YOUR INSTRUCTIONS: From the first line to the last, write out the records below exactly as they appear.

Excerpts from an interface dataset:
+ + + + + + +

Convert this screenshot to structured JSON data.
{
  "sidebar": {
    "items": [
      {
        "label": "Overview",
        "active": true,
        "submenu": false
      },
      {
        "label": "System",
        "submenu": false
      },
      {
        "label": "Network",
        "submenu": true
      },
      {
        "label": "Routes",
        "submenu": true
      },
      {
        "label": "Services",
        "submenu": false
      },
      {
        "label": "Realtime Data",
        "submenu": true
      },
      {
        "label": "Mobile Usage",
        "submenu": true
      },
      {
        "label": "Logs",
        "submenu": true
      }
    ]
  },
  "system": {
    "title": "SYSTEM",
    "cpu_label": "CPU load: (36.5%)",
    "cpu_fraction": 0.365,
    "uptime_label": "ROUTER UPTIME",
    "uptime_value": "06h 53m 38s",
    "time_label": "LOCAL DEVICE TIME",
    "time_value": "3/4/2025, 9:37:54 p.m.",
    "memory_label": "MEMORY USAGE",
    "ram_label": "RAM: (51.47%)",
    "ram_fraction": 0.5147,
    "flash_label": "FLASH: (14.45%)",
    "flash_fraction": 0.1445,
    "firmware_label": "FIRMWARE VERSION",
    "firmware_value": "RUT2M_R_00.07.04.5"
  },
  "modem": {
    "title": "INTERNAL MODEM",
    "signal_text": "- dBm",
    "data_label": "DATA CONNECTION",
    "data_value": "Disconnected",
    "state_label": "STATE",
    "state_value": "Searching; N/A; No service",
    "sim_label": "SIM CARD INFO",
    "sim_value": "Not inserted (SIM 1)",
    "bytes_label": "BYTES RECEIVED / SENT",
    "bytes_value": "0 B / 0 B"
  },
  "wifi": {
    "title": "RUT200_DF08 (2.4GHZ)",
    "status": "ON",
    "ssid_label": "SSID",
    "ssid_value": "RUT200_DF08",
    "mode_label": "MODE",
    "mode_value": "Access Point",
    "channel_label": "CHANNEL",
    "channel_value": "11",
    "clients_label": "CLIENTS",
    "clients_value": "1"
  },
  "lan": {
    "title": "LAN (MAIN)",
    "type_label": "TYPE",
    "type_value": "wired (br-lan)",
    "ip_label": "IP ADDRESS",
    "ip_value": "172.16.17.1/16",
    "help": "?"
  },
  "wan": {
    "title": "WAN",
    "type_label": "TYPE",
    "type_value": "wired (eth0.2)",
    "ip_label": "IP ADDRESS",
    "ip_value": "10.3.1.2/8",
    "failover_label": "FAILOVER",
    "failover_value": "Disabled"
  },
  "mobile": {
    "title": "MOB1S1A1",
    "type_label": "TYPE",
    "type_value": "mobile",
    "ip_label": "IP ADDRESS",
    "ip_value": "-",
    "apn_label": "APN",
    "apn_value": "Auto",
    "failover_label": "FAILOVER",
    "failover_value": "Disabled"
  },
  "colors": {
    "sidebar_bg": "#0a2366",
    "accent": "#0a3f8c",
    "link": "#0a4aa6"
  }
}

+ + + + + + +

WRITTEN ANSWER:
Convert this screenshot to structured JSON data.
{
  "sidebar": {
    "items": [
      {
        "label": "Overview",
        "active": true,
        "submenu": false
      },
      {
        "label": "System",
        "submenu": false
      },
      {
        "label": "Network",
        "submenu": true
      },
      {
        "label": "Routes",
        "submenu": true
      },
      {
        "label": "Services",
        "submenu": false
      },
      {
        "label": "Realtime Data",
        "submenu": true
      },
      {
        "label": "Mobile Usage",
        "submenu": true
      },
      {
        "label": "Logs",
        "submenu": true
      }
    ]
  },
  "system": {
    "title": "SYSTEM",
    "cpu_label": "CPU load: (36.5%)",
    "cpu_fraction": 0.365,
    "uptime_label": "ROUTER UPTIME",
    "uptime_value": "06h 53m 38s",
    "time_label": "LOCAL DEVICE TIME",
    "time_value": "3/4/2025, 9:37:54 p.m.",
    "memory_label": "MEMORY USAGE",
    "ram_label": "RAM: (51.47%)",
    "ram_fraction": 0.5147,
    "flash_label": "FLASH: (14.45%)",
    "flash_fraction": 0.1445,
    "firmware_label": "FIRMWARE VERSION",
    "firmware_value": "RUT2M_R_00.07.04.5"
  },
  "modem": {
    "title": "INTERNAL MODEM",
    "signal_text": "- dBm",
    "data_label": "DATA CONNECTION",
    "data_value": "Disconnected",
    "state_label": "STATE",
    "state_value": "Searching; N/A; No service",
    "sim_label": "SIM CARD INFO",
    "sim_value": "Not inserted (SIM 1)",
    "bytes_label": "BYTES RECEIVED / SENT",
    "bytes_value": "0 B / 0 B"
  },
  "wifi": {
    "title": "RUT200_DF08 (2.4GHZ)",
    "status": "ON",
    "ssid_label": "SSID",
    "ssid_value": "RUT200_DF08",
    "mode_label": "MODE",
    "mode_value": "Access Point",
    "channel_label": "CHANNEL",
    "channel_value": "11",
    "clients_label": "CLIENTS",
    "clients_value": "1"
  },
  "lan": {
    "title": "LAN (MAIN)",
    "type_label": "TYPE",
    "type_value": "wired (br-lan)",
    "ip_label": "IP ADDRESS",
    "ip_value": "172.16.17.1/16",
    "help": "?"
  },
  "wan": {
    "title": "WAN",
    "type_label": "TYPE",
    "type_value": "wired (eth0.2)",
    "ip_label": "IP ADDRESS",
    "ip_value": "10.3.1.2/8",
    "failover_label": "FAILOVER",
    "failover_value": "Disabled"
  },
  "mobile": {
    "title": "MOB1S1A1",
    "type_label": "TYPE",
    "type_value": "mobile",
    "ip_label": "IP ADDRESS",
    "ip_value": "-",
    "apn_label": "APN",
    "apn_value": "Auto",
    "failover_label": "FAILOVER",
    "failover_value": "Disabled"
  },
  "colors": {
    "sidebar_bg": "#0a2366",
    "accent": "#0a3f8c",
    "link": "#0a4aa6"
  }
}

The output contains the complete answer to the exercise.